[Data records for software interfaces]
_ _ _
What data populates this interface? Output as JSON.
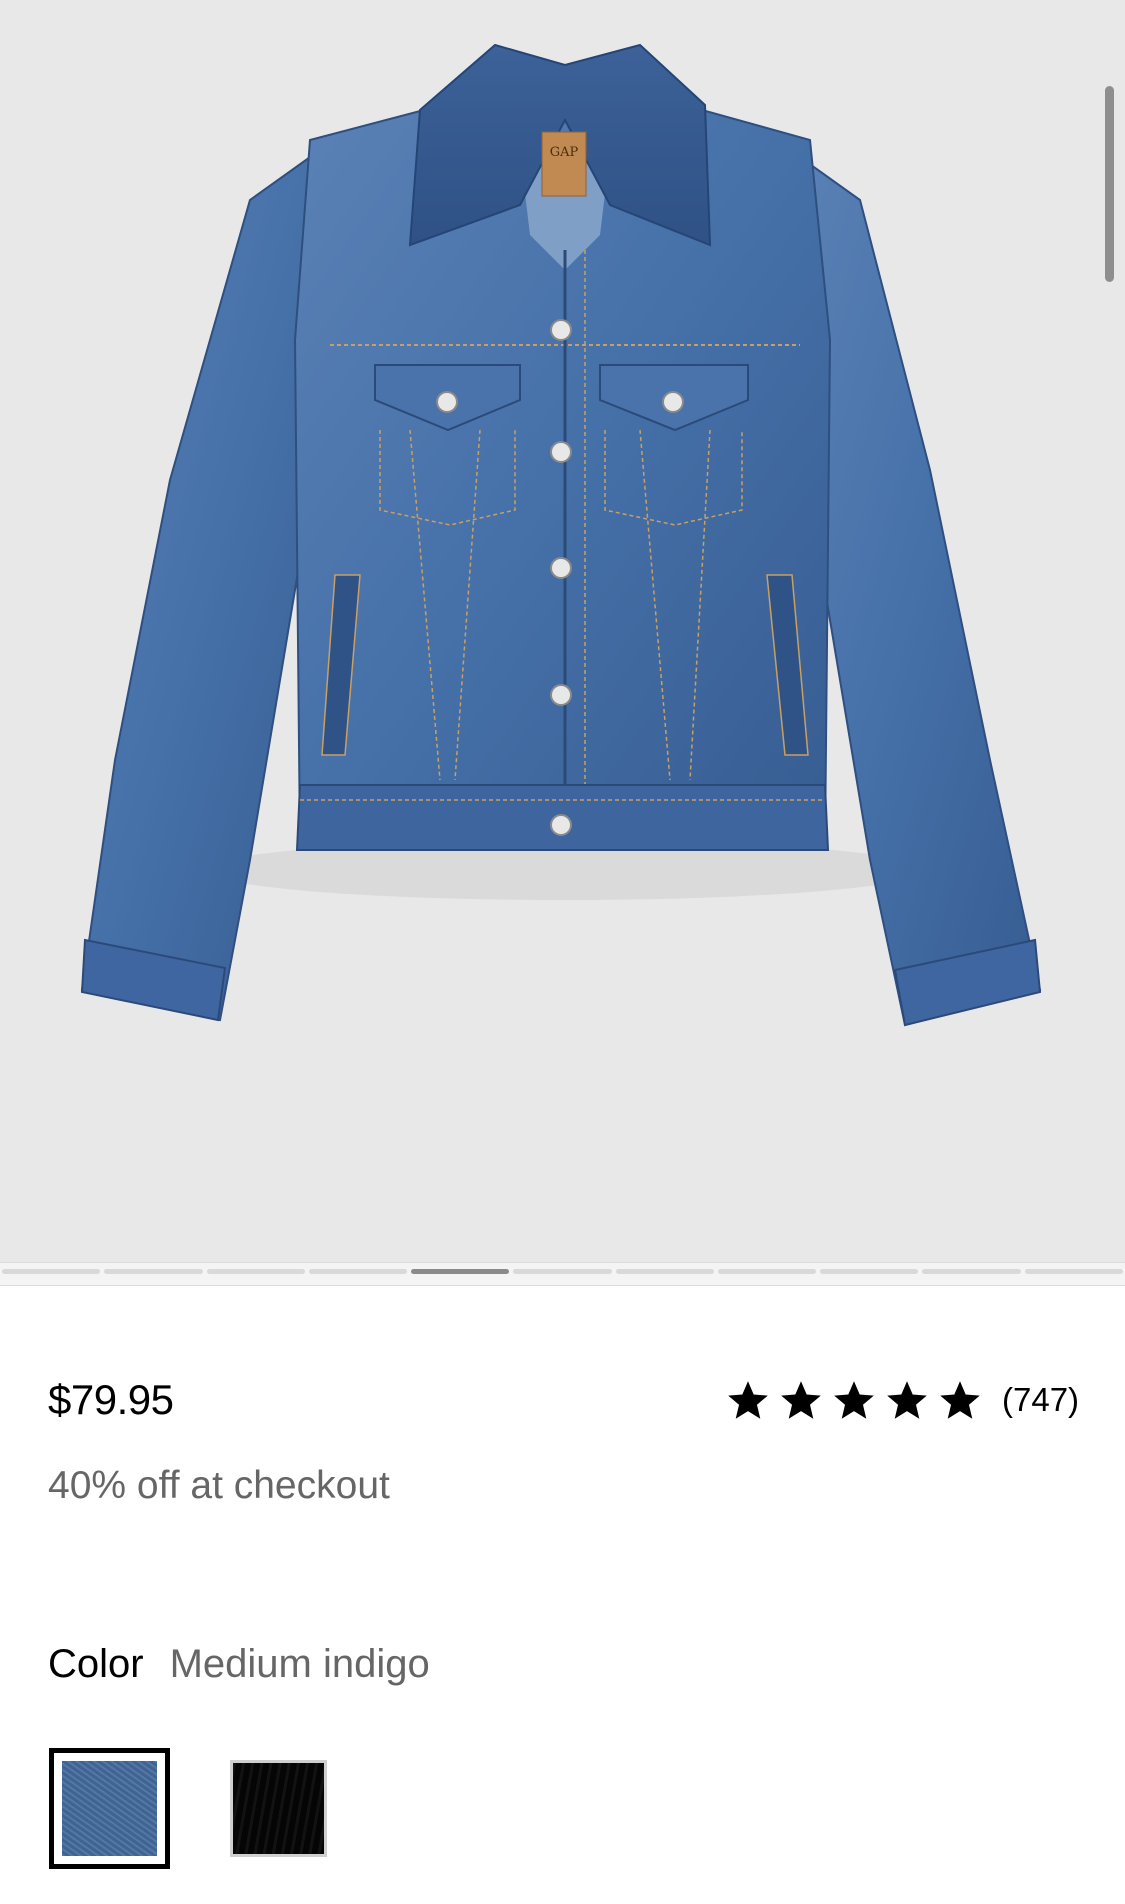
{
  "product": {
    "image_alt": "Medium indigo denim jacket",
    "brand_tag": "GAP",
    "price": "$79.95",
    "promo": "40% off at checkout",
    "rating": {
      "stars": 5,
      "review_count": "(747)"
    }
  },
  "color": {
    "label": "Color",
    "selected": "Medium indigo",
    "swatches": [
      {
        "name": "Medium indigo",
        "hex": "#436a9c",
        "selected": true
      },
      {
        "name": "Black",
        "hex": "#050505",
        "selected": false
      }
    ]
  },
  "carousel": {
    "total": 11,
    "active_index": 4
  },
  "colors": {
    "hero_bg": "#e8e8e8",
    "muted_text": "#666666"
  }
}
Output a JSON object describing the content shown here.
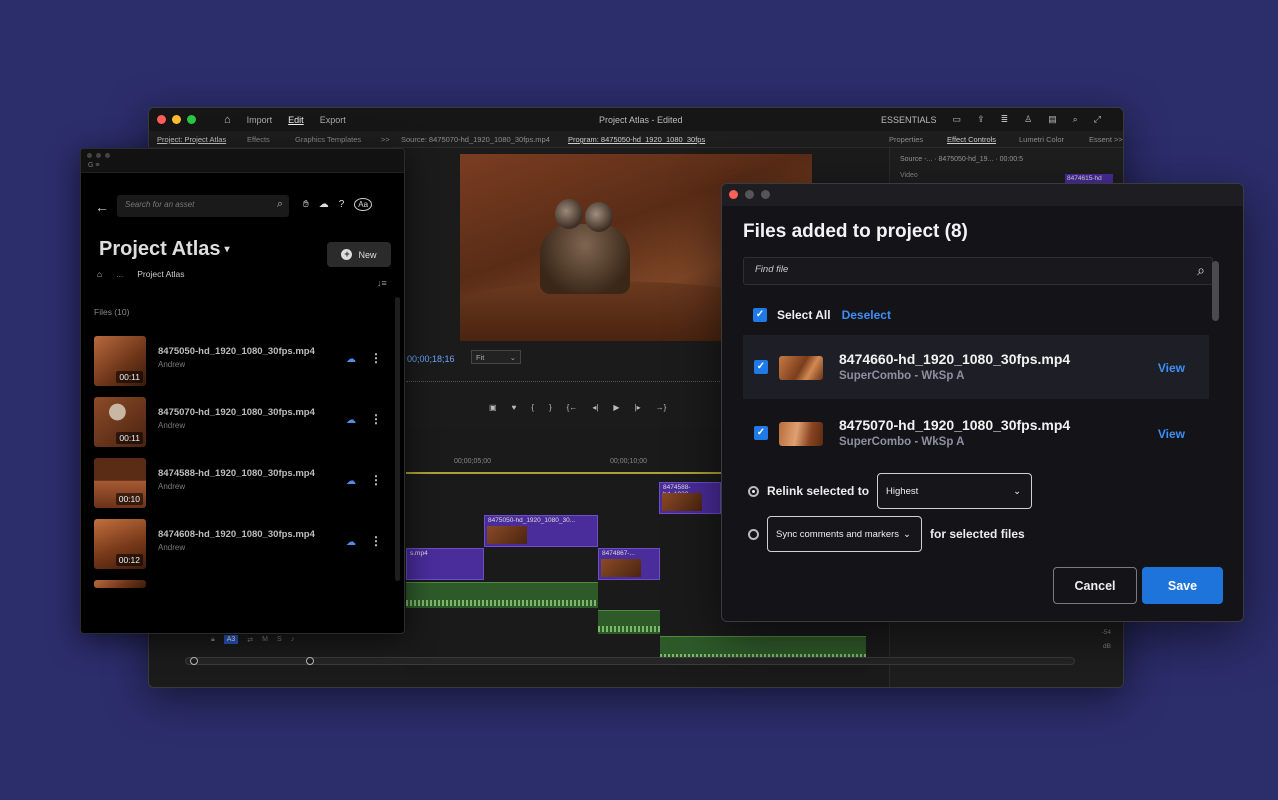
{
  "premiere": {
    "window_title": "Project Atlas - Edited",
    "menu": [
      "Import",
      "Edit",
      "Export"
    ],
    "essentials": "ESSENTIALS",
    "tabs_left": [
      "Project: Project Atlas",
      "Effects",
      "Graphics Templates",
      ">>"
    ],
    "source_tab": "Source: 8475070-hd_1920_1080_30fps.mp4",
    "program_tab": "Program: 8475050-hd_1920_1080_30fps",
    "tabs_right": [
      "Properties",
      "Effect Controls",
      "Lumetri Color",
      "Essent >>"
    ],
    "timecode": "00;00;18;16",
    "fit": "Fit",
    "ruler_times": [
      "00;00;05;00",
      "00;00;10;00"
    ],
    "clips": [
      "8474588-hd_1920_...",
      "8475050-hd_1920_1080_30...",
      "s.mp4",
      "8474867-..."
    ],
    "effect_source": "Source -...",
    "effect_clip_select": "8475050-hd_19...",
    "effect_time": "00:00:5",
    "video_label": "Video",
    "effect_clip": "8474615-hd",
    "db_labels": [
      "-54",
      "dB"
    ],
    "track_label": "A3"
  },
  "frameio": {
    "chrome_label": "G ≡",
    "search_placeholder": "Search for an asset",
    "project_title": "Project Atlas",
    "new_label": "New",
    "breadcrumb": [
      "...",
      "Project Atlas"
    ],
    "files_count": "Files (10)",
    "files": [
      {
        "name": "8475050-hd_1920_1080_30fps.mp4",
        "owner": "Andrew",
        "duration": "00:11"
      },
      {
        "name": "8475070-hd_1920_1080_30fps.mp4",
        "owner": "Andrew",
        "duration": "00:11"
      },
      {
        "name": "8474588-hd_1920_1080_30fps.mp4",
        "owner": "Andrew",
        "duration": "00:10"
      },
      {
        "name": "8474608-hd_1920_1080_30fps.mp4",
        "owner": "Andrew",
        "duration": "00:12"
      }
    ]
  },
  "dialog": {
    "title": "Files added to project (8)",
    "find_placeholder": "Find file",
    "select_all": "Select All",
    "deselect": "Deselect",
    "rows": [
      {
        "name": "8474660-hd_1920_1080_30fps.mp4",
        "sub": "SuperCombo - WkSp A",
        "action": "View",
        "checked": true
      },
      {
        "name": "8475070-hd_1920_1080_30fps.mp4",
        "sub": "SuperCombo - WkSp A",
        "action": "View",
        "checked": true
      }
    ],
    "relink_label": "Relink selected to",
    "relink_value": "Highest",
    "sync_value": "Sync comments and markers",
    "sync_suffix": "for selected files",
    "cancel": "Cancel",
    "save": "Save"
  },
  "colors": {
    "background": "#2c2d6b",
    "accent": "#1f74dc",
    "link": "#3d8ff5",
    "clip": "#4a2c9b"
  }
}
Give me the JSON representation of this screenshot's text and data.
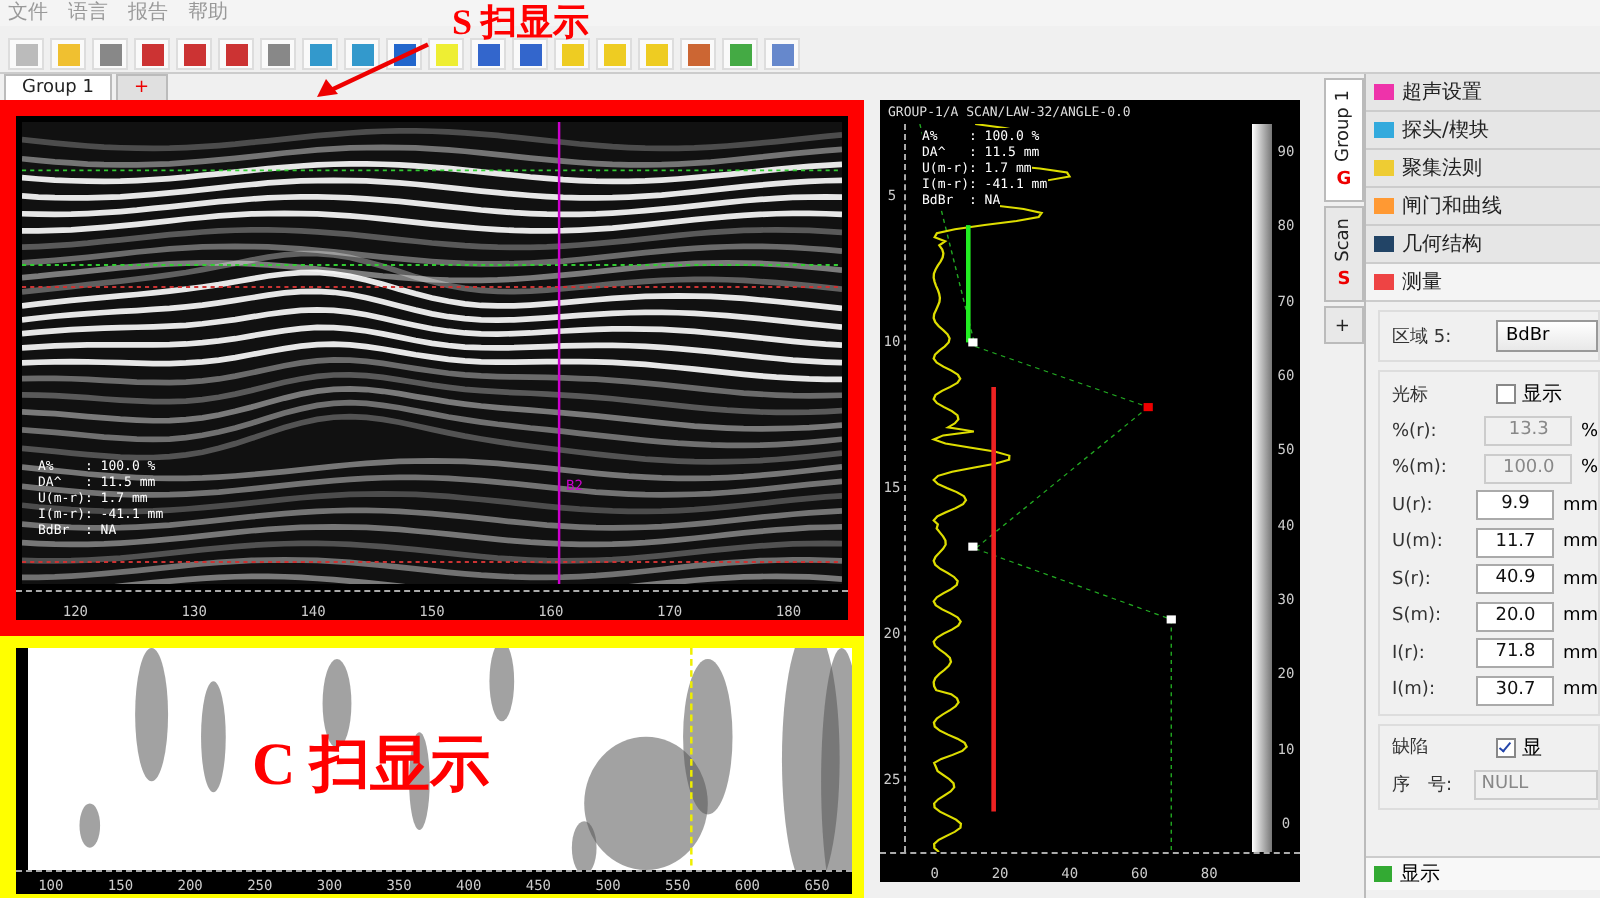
{
  "menu": [
    {
      "label": "文件"
    },
    {
      "label": "语言"
    },
    {
      "label": "报告"
    },
    {
      "label": "帮助"
    }
  ],
  "group_tabs": [
    {
      "label": "Group 1",
      "selected": true
    },
    {
      "label": "+",
      "selected": false
    }
  ],
  "s_scan": {
    "annotation": "S 扫显示",
    "cursor_label": "B2",
    "readouts": [
      "A%    : 100.0 %",
      "DA^   : 11.5 mm",
      "U(m-r): 1.7 mm",
      "I(m-r): -41.1 mm",
      "BdBr  : NA"
    ],
    "x_ticks": [
      "120",
      "130",
      "140",
      "150",
      "160",
      "170",
      "180"
    ]
  },
  "c_scan": {
    "annotation": "C 扫显示",
    "x_ticks": [
      "100",
      "150",
      "200",
      "250",
      "300",
      "350",
      "400",
      "450",
      "500",
      "550",
      "600",
      "650"
    ]
  },
  "a_scan": {
    "title": "GROUP-1/A SCAN/LAW-32/ANGLE-0.0",
    "readouts": [
      "A%    : 100.0 %",
      "DA^   : 11.5 mm",
      "U(m-r): 1.7 mm",
      "I(m-r): -41.1 mm",
      "BdBr  : NA"
    ],
    "depth_ticks": [
      "5",
      "10",
      "15",
      "20",
      "25"
    ],
    "amplitude_ticks": [
      "0",
      "20",
      "40",
      "60",
      "80"
    ],
    "scale_ticks": [
      "90",
      "80",
      "70",
      "60",
      "50",
      "40",
      "30",
      "20",
      "10",
      "0"
    ]
  },
  "side_tabs": [
    {
      "label": "Group 1",
      "icon": "G",
      "selected": true
    },
    {
      "label": "Scan",
      "icon": "S",
      "selected": false
    },
    {
      "label": "+",
      "selected": false
    }
  ],
  "sections": [
    {
      "label": "超声设置",
      "expanded": false
    },
    {
      "label": "探头/楔块",
      "expanded": false
    },
    {
      "label": "聚集法则",
      "expanded": false
    },
    {
      "label": "闸门和曲线",
      "expanded": false
    },
    {
      "label": "几何结构",
      "expanded": false
    },
    {
      "label": "测量",
      "expanded": true
    }
  ],
  "measure": {
    "zone_label": "区域 5:",
    "zone_value": "BdBr",
    "cursor": {
      "label": "光标",
      "checkbox_label": "显示",
      "checked": false
    },
    "fields": [
      {
        "label": "%(r):",
        "value": "13.3",
        "unit": "%",
        "disabled": true
      },
      {
        "label": "%(m):",
        "value": "100.0",
        "unit": "%",
        "disabled": true
      },
      {
        "label": "U(r):",
        "value": "9.9",
        "unit": "mm",
        "disabled": false
      },
      {
        "label": "U(m):",
        "value": "11.7",
        "unit": "mm",
        "disabled": false
      },
      {
        "label": "S(r):",
        "value": "40.9",
        "unit": "mm",
        "disabled": false
      },
      {
        "label": "S(m):",
        "value": "20.0",
        "unit": "mm",
        "disabled": false
      },
      {
        "label": "I(r):",
        "value": "71.8",
        "unit": "mm",
        "disabled": false
      },
      {
        "label": "I(m):",
        "value": "30.7",
        "unit": "mm",
        "disabled": false
      }
    ],
    "defect": {
      "label": "缺陷",
      "checkbox_label": "显",
      "checked": true
    },
    "serial": {
      "label": "序　号:",
      "value": "NULL",
      "disabled": true
    }
  },
  "footer": {
    "label": "显示"
  }
}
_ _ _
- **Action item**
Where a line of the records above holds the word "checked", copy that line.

- **Output**
        "checked": true
        "checked": true
      "checked": false
      "checked": true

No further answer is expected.